Okay, first of all, I do not think, and no reasonable person should think, that Barack Obama should have attended the Paris march himself. People saying this have no conception of the amount of security involved in moving the leader of the free world around. And sending him out to march along a parade route that the Secret Service doesn't know? Ridiculous. The only time—ever—when a president gets out of his car and walks any distance at all is on inauguration day. (Going to Ray's Hell Burger isn't the same as getting out and walking several blocks.) And the Secret Service knows every one of those buildings along Pennsylvania Avenue cold.
So, no, Obama should not have gone. There's plenty of right-wing trollery today on this point, and let me be clear, it's stupid, and it's just trollery. Obama shouldn't have gone. And ditto Joe Biden, for similar reasons—even an American vice president's security detail probably is on a scale that not even European heads of state get. Either's presence would have turned the march into a security nightmare, and today everyone would be complaining about how big fat America, as usual, big-footed everybody else.
But all that doesn't mean our non-presence at the march was appropriate. Eric Holder was in town and couldn't go? John Kerry, our French-speaking secretary of state—I said secretary of state, for God's sake—couldn't be there? He was in India. Fine. Maybe it was just impossible from the perspective of time zones. But didn't we all know about this march days in advance, and couldn't his schedule have been adjusted? The ambassador, whoever that is, and undersecretary of state Victoria Nuland, hardly a household name, did attend.
Here is what I think should have been done. I think Obama should have directed his entire Cabinet to go. That would have been an appropriate show of solidarity. Security concerns? Please. Except for two or three of them, they could all walk into the Closerie de Lilas and ask for a table and no one would have the slightest idea who they were. That would not have disrupted the event from a security perspective, and it would have sent just the right signal: that Obama knows that his presence would've been chaotic, but he took the event seriously enough to make a dramatic gesture.
And by the way, the error here isn't just the administration's. Why didn't any senators go, or members of the House? Of course, we don't expect Republicans to be able to find Paris on a map or be willing to go anywhere near it (although don't kid yourself—no person in his right mind doesn't like Paris, American conservatives included). But that's a low-expectations argument that shouldn't let them off the hook. And that goes for Democrats, too: Some contingent of American legislators should have been there.
All right. Let's run through the counter-arguments. First, that it's just symbolism and no one will remember two months from now. It may be the case that no one will remember two months from now—at least in America; France is probably another matter. But that's not an argument against doing something. Very few public matters enjoy a long shelf life, but that's not an excuse for not doing the right thing in the moment.
As for symbolism, well, sometimes, it's important. A lot of my fellow liberals wanted Obama to go to Ferguson, Missouri and give a speech. That may have been "just symbolism," but some people seemed to think it mattered. "Ich bin ein Berliner" and "Mr. Gorbachev, tear down this wall" were just symbolism, too. But somehow they've lived on, and it was awfully important to West Germans when American presidents uttered those words.

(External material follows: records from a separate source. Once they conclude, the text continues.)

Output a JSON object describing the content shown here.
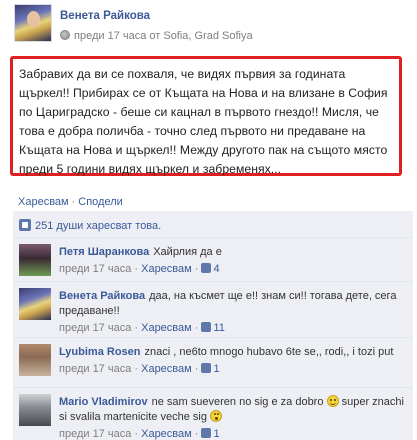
{
  "post": {
    "author": "Венета Райкова",
    "meta": "преди 17 часа от Sofia, Grad Sofiya",
    "text": "Забравих да ви се похваля, че видях първия за годината щъркел!! Прибирах се от Къщата на Нова и на влизане в София по Цариградско - беше си кацнал в първото гнездо!! Мисля, че това е добра поличба - точно след първото ни предаване на Къщата на Нова и щъркел!! Между другото пак на същото място преди 5 години видях щъркел и забременях..."
  },
  "actions": {
    "like": "Харесвам",
    "separator": "·",
    "share": "Сподели"
  },
  "likes": {
    "text": "251 души харесват това."
  },
  "comments": [
    {
      "author": "Петя Шаранкова",
      "text": "Хайрлия да е",
      "time": "преди 17 часа",
      "like": "Харесвам",
      "likes": "4"
    },
    {
      "author": "Венета Райкова",
      "text": "даа, на късмет ще е!! знам си!! тогава дете, сега предаване!!",
      "time": "преди 17 часа",
      "like": "Харесвам",
      "likes": "11"
    },
    {
      "author": "Lyubima Rosen",
      "text": "znaci , ne6to mnogo hubavo 6te se,, rodi,, i tozi put",
      "time": "преди 17 часа",
      "like": "Харесвам",
      "likes": "1"
    },
    {
      "author": "Mario Vladimirov",
      "text_a": "ne sam sueveren no sig e za dobro",
      "text_b": "super znachi si svalila martenicite veche sig",
      "time": "преди 17 часа",
      "like": "Харесвам",
      "likes": "1"
    }
  ],
  "colors": {
    "link": "#3b5998",
    "highlight": "#e02020",
    "feedback_bg": "#edeff4"
  }
}
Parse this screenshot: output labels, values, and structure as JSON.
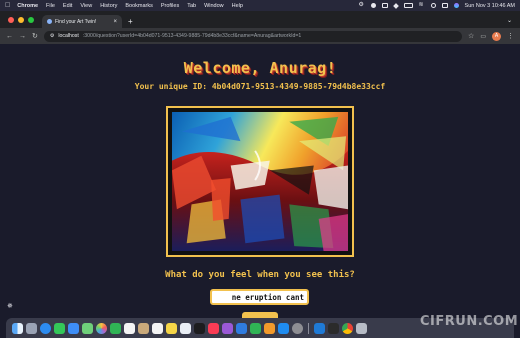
{
  "menubar": {
    "app_name": "Chrome",
    "items": [
      "File",
      "Edit",
      "View",
      "History",
      "Bookmarks",
      "Profiles",
      "Tab",
      "Window",
      "Help"
    ],
    "datetime": "Sun Nov 3  10:46 AM"
  },
  "browser": {
    "tab_title": "Find your Art Twin!",
    "url_host": "localhost",
    "url_path": ":3000/question?userId=4b04d071-9513-4349-9885-79d4b8e33ccf&name=Anurag&artworkId=1",
    "profile_initial": "A"
  },
  "page": {
    "welcome": "Welcome, Anurag!",
    "unique_id": "Your unique ID: 4b04d071-9513-4349-9885-79d4b8e33ccf",
    "question": "What do you feel when you see this?",
    "answer_value": "ne eruption cant"
  },
  "colors": {
    "background": "#1a1b2b",
    "accent": "#f2c14e"
  },
  "watermark": "CIFRUN.COM"
}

Why is this different? This raises the second counter-argument, which will be raised by liberals. I know that once this is posted my Twitter feed is going to be deluged by fellow liberals having at me for buying into a hate-on-Obama agenda being set by the Daily News and Matt Drudge. For the record, I was mad about this Sunday while I was watching the march, before the Daily News or Drudge said a word.
But more importantly, we can't let our entire reactions to public events boil down to "if X says one thing, my position is the opposite." Yes, Drudge is trolling, and trolling idiotically, because his fire is aimed at Obama for not going, which, as I said at the top of this column, is a ridiculous criticism.

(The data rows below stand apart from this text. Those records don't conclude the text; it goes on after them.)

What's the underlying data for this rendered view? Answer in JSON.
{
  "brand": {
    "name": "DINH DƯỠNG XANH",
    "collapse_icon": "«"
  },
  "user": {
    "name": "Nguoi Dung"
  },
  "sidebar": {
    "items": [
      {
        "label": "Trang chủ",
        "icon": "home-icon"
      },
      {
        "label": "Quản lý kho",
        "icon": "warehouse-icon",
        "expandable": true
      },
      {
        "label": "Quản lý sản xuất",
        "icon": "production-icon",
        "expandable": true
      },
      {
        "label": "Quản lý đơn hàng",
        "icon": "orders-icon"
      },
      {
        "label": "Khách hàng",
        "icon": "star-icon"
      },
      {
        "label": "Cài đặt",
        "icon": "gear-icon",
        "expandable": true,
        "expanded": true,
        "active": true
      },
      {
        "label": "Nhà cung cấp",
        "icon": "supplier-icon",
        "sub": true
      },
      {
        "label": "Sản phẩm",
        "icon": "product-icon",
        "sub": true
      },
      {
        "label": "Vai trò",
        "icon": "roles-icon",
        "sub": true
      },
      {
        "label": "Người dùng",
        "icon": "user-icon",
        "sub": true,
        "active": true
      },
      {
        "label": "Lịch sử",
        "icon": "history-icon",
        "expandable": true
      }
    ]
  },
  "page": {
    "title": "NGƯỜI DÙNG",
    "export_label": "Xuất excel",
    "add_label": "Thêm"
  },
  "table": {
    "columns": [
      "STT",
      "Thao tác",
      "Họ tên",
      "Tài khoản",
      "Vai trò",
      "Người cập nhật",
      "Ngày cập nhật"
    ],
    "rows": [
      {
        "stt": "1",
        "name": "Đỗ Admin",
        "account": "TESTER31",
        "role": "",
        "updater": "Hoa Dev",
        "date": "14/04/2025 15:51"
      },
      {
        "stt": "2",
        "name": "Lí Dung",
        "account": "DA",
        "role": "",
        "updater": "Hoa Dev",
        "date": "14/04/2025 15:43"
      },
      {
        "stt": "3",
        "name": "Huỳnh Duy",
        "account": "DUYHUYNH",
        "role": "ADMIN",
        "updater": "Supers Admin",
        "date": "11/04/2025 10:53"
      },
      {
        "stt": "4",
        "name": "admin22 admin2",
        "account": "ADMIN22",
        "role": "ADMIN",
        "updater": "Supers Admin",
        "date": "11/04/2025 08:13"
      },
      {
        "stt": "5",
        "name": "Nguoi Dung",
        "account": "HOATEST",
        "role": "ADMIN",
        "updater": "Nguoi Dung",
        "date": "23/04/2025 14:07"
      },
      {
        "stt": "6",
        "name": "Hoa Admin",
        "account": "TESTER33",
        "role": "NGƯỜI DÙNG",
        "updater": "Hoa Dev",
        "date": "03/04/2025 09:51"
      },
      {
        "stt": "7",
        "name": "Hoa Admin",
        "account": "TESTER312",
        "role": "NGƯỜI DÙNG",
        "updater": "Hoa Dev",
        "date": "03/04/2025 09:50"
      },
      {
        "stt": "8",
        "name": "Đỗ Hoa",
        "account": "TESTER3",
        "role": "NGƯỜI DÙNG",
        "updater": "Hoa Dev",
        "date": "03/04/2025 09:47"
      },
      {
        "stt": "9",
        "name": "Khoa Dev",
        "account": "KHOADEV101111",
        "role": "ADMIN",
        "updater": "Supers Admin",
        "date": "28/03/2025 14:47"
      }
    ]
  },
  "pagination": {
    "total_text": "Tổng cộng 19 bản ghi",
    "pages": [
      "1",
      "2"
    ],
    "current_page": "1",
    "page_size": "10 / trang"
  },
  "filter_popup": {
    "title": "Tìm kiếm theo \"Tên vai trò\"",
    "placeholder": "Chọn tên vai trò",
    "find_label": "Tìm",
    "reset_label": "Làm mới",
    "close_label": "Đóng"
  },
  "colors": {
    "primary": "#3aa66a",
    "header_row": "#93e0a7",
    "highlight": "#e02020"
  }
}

But that doesn't mean that all criticism of the mishandling of this is wrong. This was the largest civilian mobilization in the history of France. It was a huge moment. There is such a thing as solidarity—as standing symbolically in defense of certain ideas.
Here's how to decide where you are on this, forgetting whatever media feeding-frenzy is or is not taking place. Simply ask yourself: Given my own reactions to the murders and my own feelings about where I want my government to stand on these issues, do I as a citizen feel that I was under-represented during the one moment the world chose to make its collective statement on these matters? If not, well, okay then. But for me, yes, as a citizen, I felt horribly under-represented in Paris yesterday. And I bet lots of European—and Middle Eastern—liberals and humanists agree with me. I'm not worried about Matt Drudge's opinion, but I am worried about theirs.